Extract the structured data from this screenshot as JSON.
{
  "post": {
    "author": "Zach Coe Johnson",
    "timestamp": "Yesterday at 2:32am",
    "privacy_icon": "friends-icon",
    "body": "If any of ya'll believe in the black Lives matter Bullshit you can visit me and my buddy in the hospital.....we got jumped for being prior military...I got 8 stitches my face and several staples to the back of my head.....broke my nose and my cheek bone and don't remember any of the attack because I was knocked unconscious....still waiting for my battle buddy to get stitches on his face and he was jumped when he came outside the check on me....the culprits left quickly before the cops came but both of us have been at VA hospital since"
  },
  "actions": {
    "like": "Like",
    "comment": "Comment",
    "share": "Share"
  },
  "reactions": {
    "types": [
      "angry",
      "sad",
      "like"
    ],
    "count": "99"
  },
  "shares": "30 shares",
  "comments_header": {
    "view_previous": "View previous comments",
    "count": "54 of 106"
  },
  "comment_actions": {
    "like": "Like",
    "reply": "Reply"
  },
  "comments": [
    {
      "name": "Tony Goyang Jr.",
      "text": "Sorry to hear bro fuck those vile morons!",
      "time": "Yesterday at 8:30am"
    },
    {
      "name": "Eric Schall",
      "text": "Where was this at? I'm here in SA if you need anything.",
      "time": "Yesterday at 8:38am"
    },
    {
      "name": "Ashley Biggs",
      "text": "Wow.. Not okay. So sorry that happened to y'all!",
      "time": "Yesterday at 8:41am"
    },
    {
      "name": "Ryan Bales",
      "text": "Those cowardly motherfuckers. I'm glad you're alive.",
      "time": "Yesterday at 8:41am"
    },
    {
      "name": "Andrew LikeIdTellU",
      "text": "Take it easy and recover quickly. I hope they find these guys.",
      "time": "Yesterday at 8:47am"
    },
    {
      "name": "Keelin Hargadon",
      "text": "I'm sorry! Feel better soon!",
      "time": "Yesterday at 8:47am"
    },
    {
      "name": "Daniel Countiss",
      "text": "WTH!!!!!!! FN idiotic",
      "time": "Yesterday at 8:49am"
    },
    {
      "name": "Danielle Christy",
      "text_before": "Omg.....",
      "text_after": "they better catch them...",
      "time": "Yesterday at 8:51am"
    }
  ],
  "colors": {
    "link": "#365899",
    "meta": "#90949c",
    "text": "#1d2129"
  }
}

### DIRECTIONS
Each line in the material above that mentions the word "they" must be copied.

### SOLVED PROBLEM
      "text": "Take it easy and recover quickly. I hope they find these guys.",
      "text_after": "they better catch them...",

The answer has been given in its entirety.